”Bleed Black” invited audience participation on the refrain of, “(If you listen) Listen, listen / (Listen close) Beat by beat / (You can hear when the heart stops) I saved the pieces / (When it broke) And ground them all to dust.” The material was dark, but the sounds around the lyrics still allowed for chances to mosh away the worries. One of the more recognizable songs from the LP is “Silver and Cold,” that remains a staple in AFI’s setlist. I remember when the music video for this came out, and Davey Havok looked as captivating as I’ve ever seen, and he really came into his own as an actor within this setting. The bigger budget videos allowed for AFI to spread their music like wildfire to larger and larger audiences.

”Dancing Through Sunday” sounds as if AFI merged with Blink-182 to write a hardcore/punk anthem, and that’s where Jerry Finn’s expertise really came in handy in making sure it still sounded like AFI. It just happened to be a super-charged version of themselves that could adapt to a wider audience for consumption. “Girl’s Not Grey” really started off the incredible ascension of this band, and is the perfect starting point for someone to determine if AFI is for them. Luckily this song captivated not only longtime fans of the band, but made a plethora of new fans as well.

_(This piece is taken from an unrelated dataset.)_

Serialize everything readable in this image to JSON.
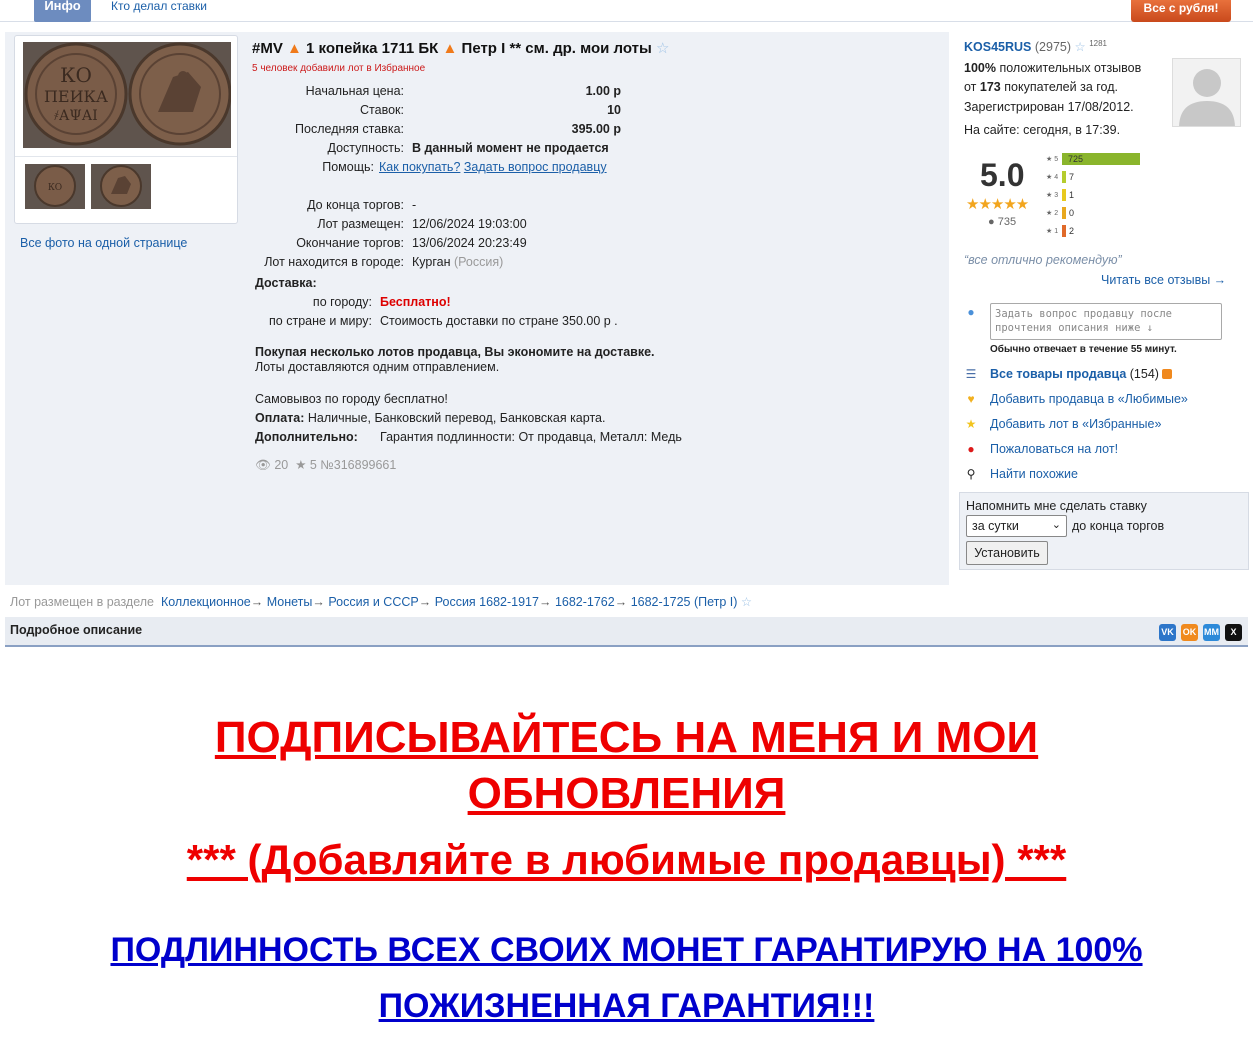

”Death of Seasons” is a song that just demands to be played in a dark club setting, as Havok’s vocals growl against the buzzing lights above. The bass line by Hunter Burgan paired with the drumming of Adam Carson is just pure magic, and showcased that AFI was growing at a pace that may have been unforeseen a few years back. The picturesque lyrical imagery found on “The Great Disappointment” as Havok sings cautiously, “I can remember a place I used to go / Chrysanthemums of white, they seemed so beautiful / I can remember, I searched for the amaranth / I’d shut my eyes…to see / Oh, how I smiled then, so near the cherished ones / I knew they would appear…saw not a single one / Oh, how I smiled then, waiting so patiently / I’d make a wish…and bleed,” highlights AFI’s finest work that is mapped out to perfection.

Other songs on the back half like “Paper Airplanes (Makeshift Wings)” find AFI showing off with breakneck tempo changes and vivid lyrical imagery, while the ballad of “This Celluloid Dream” showed that this artist was capable of painting a masterpiece at just the right moment in their career. “The Leaving Song” is a nice pre-cursor to the double closing songs of “…But Home Is Nowhere” and “This Time Imperfect,” with the latter showcasing a masterful crescendo towards the tail end of the track to leave the listener in utter awe of what they had just experienced.

At a time when so many pop-punk, emo, and hardcore bands were being signed to major labels, AFI arguably deserved this new glory the most. Having formed in 1991, and then finding their true, breakthrough success in 2003, it was a remarkable achievement for a hard-working band that was ultra-prepared for their close-up.